WASHINGTON: The United States and Russia have agreed to work together to ensure that the international community does not accept or support the restoration of the “Islamic Emirate of Afghanistan”.
In a joint statement released by the US State Department in Washington earlier this weekend, the United States and Russia also welcomed the Taliban’s commitment to “a political process and their prospective role in a new post-settlement Afghan Islamic government as determined by the intra-Afghan negotiations”.
But they “reaffirmed that the Islamic Emirate of Afghanistan is not recognised by the international community and at the United Nations, and furthermore, the international community will not accept or support the restoration of the Islamic Emirate of Afghanistan”.
On Saturday, the Taliban issued a statement as well, insisting that it’s their duty to restore the “Islamic government” that existed before US forces toppled their government in Kabul in 2001. But they too avoided using the term, Islamic Emirate of Afghanistan.
American representatives drafted a joint statement in Doha on Feb 28, a day before signing a peace deal with the Taliban.
Taliban vow to restore ‘Islamic’ govt that existed before US forces toppled their rule
The deal calls for an intra-Afghan dialogue to create a new administrative setup in Kabul and lays down conditions for the ultimate withdrawal of all 14,000 US and Nato troops from Afghanistan.
The Taliban, however, insisted that their leader Mullah Haibatullah was “the only legal ruler of Afghanistan” and after the withdrawal of foreign forces from the country, they were duty-bound to restore an “Islamic government” in Afghanistan, a term also used in the US-Russia joint statement.
The Taliban said the Doha agreement aimed at ending 19 years of war in Afghanistan, but it “will have no impact” on their “legitimate claims”.

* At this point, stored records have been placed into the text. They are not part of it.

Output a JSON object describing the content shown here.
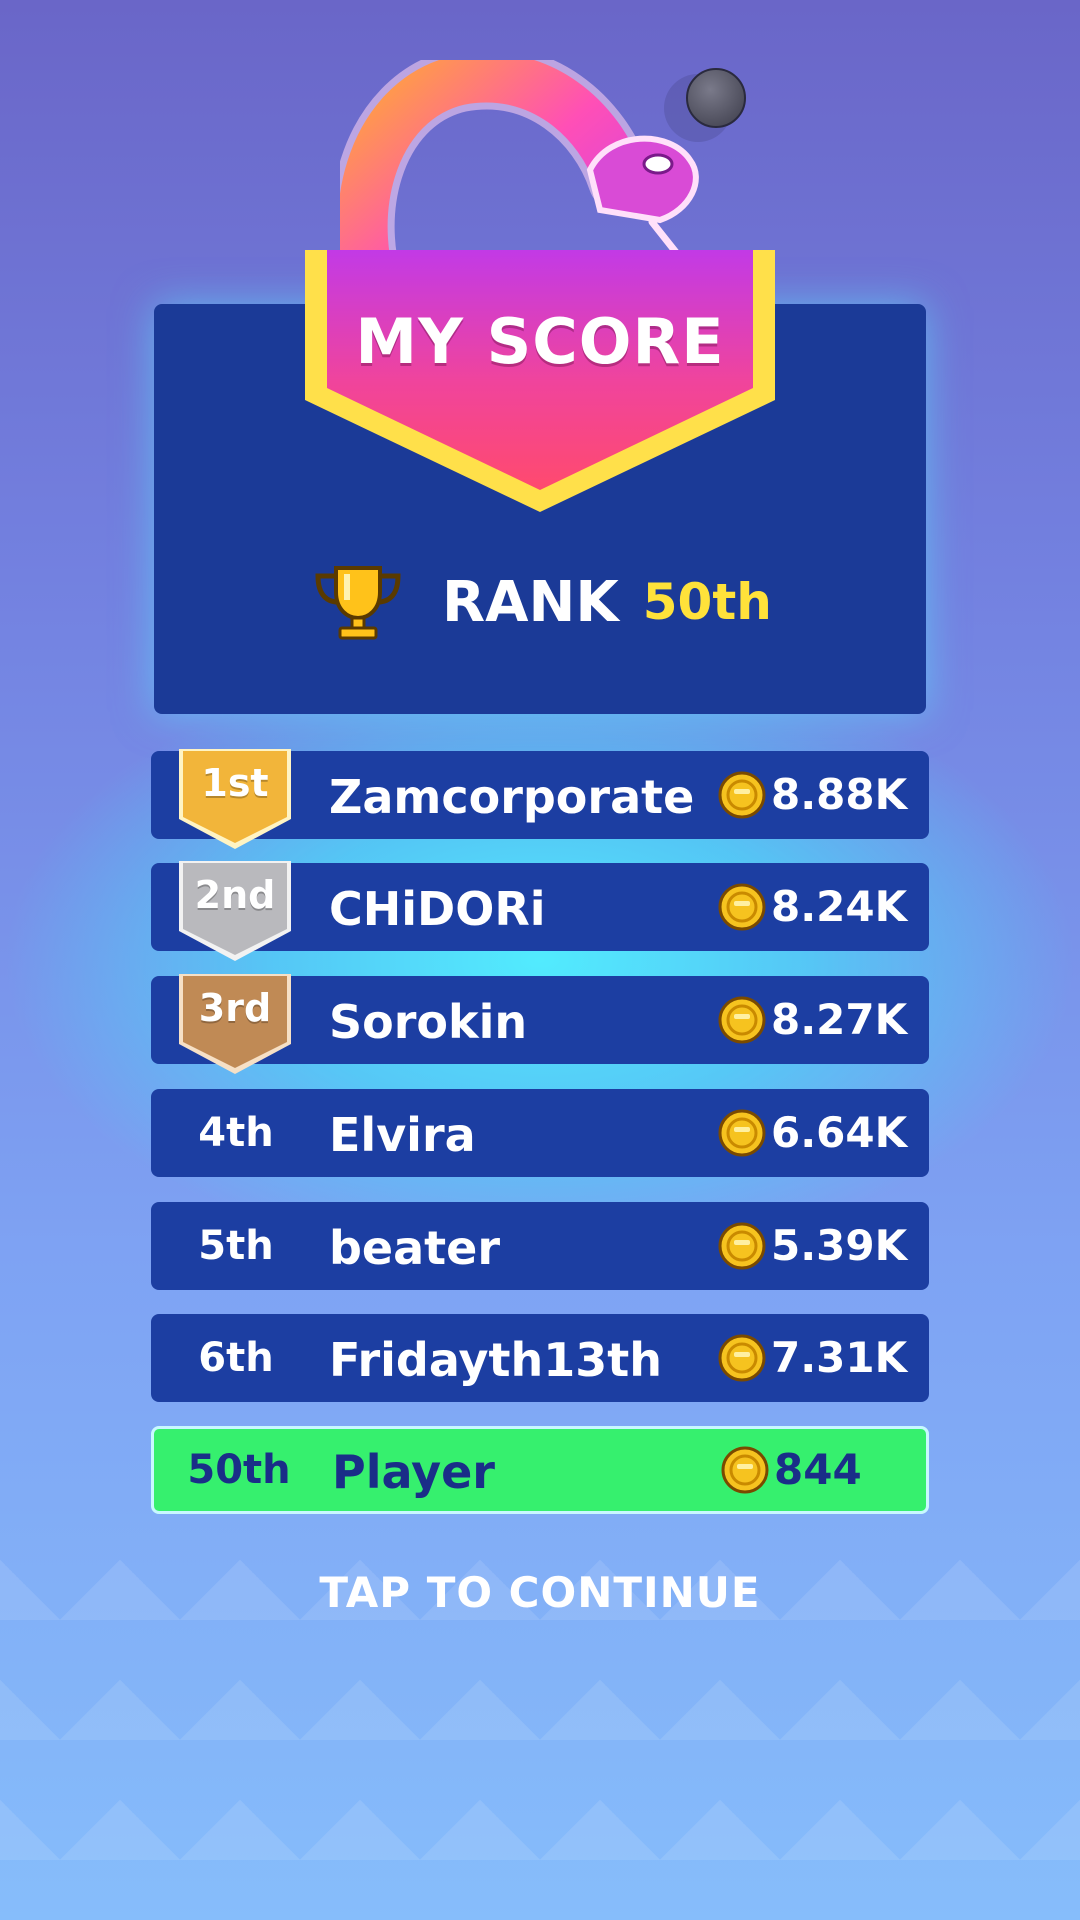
{
  "header": {
    "title": "MY SCORE",
    "rank_label": "RANK",
    "rank_value": "50th"
  },
  "leaderboard": [
    {
      "position": "1st",
      "name": "Zamcorporate",
      "score": "8.88K",
      "medal": "gold"
    },
    {
      "position": "2nd",
      "name": "CHiDORi",
      "score": "8.24K",
      "medal": "silver"
    },
    {
      "position": "3rd",
      "name": "Sorokin",
      "score": "8.27K",
      "medal": "bronze"
    },
    {
      "position": "4th",
      "name": "Elvira",
      "score": "6.64K",
      "medal": ""
    },
    {
      "position": "5th",
      "name": "beater",
      "score": "5.39K",
      "medal": ""
    },
    {
      "position": "6th",
      "name": "Fridayth13th",
      "score": "7.31K",
      "medal": ""
    }
  ],
  "player": {
    "position": "50th",
    "name": "Player",
    "score": "844"
  },
  "footer": {
    "continue_label": "TAP TO CONTINUE"
  },
  "colors": {
    "panel": "#1b3a97",
    "row": "#1c3ea2",
    "player_row": "#36f06e",
    "rank_highlight": "#ffe23a",
    "gold": "#f2b53a",
    "silver": "#b9b9bd",
    "bronze": "#c08a55"
  },
  "icons": [
    "snake-logo-icon",
    "trophy-icon",
    "coin-icon"
  ]
}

In the joint statement, the United States and Russia expressed readiness for commencement of intra-Afghan negotiations to “review the status of sanctions designations” on Taliban leaders “in order to support the peace process”.
But they also noted that Taliban action to further reduce violence and otherwise cease to “engage in or support activities that threaten the peace, stability and security of Afghanistan or other countries will affect the review”.
The two countries encouraged all countries to support the Afghan people and contribute to a lasting peace settlement in the interest of all.
They pledged to work with the Kabul government, Afghan political leaders, civil society and the Taliban to “bring about a comprehensive and sustainable peace agreement that ends the war and contributes to regional stability and global security”.
They also reiterated that a “comprehensive and sustainable peace can be achieved only through an inclusive negotiated political settlement among Afghans”.
The joint statement appreciated the Feb 22-28 reduction of violence in Afghanistan and urged all sides to further scale down violence in order to create an environment conducive to intra-Afghan negotiations.
Russia and the United States called on the Taliban and other Afghan groups to take concrete steps to ensure that the territory of Afghanistan was not used by Al Qaeda, the militant Islamic State group or other international terrorist groups to threaten or attack other countries.
They said they expected all sides would observe a ceasefire for the duration of intra-Afghan negotiations to enable participants to reach agreement on a political roadmap for the country’s future and the modalities of a permanent and comprehensive ceasefire.
They called on all Afghans to begin discussions immediately on issues of mutual concern, such as prisoner releases and a ceasefire.
Washington and Moscow pledged to provide political support and economic assistance to a future Afghan government if it respects the rights of all Afghans, including women, youth and minorities.
Published in Dawn, March 9th, 2020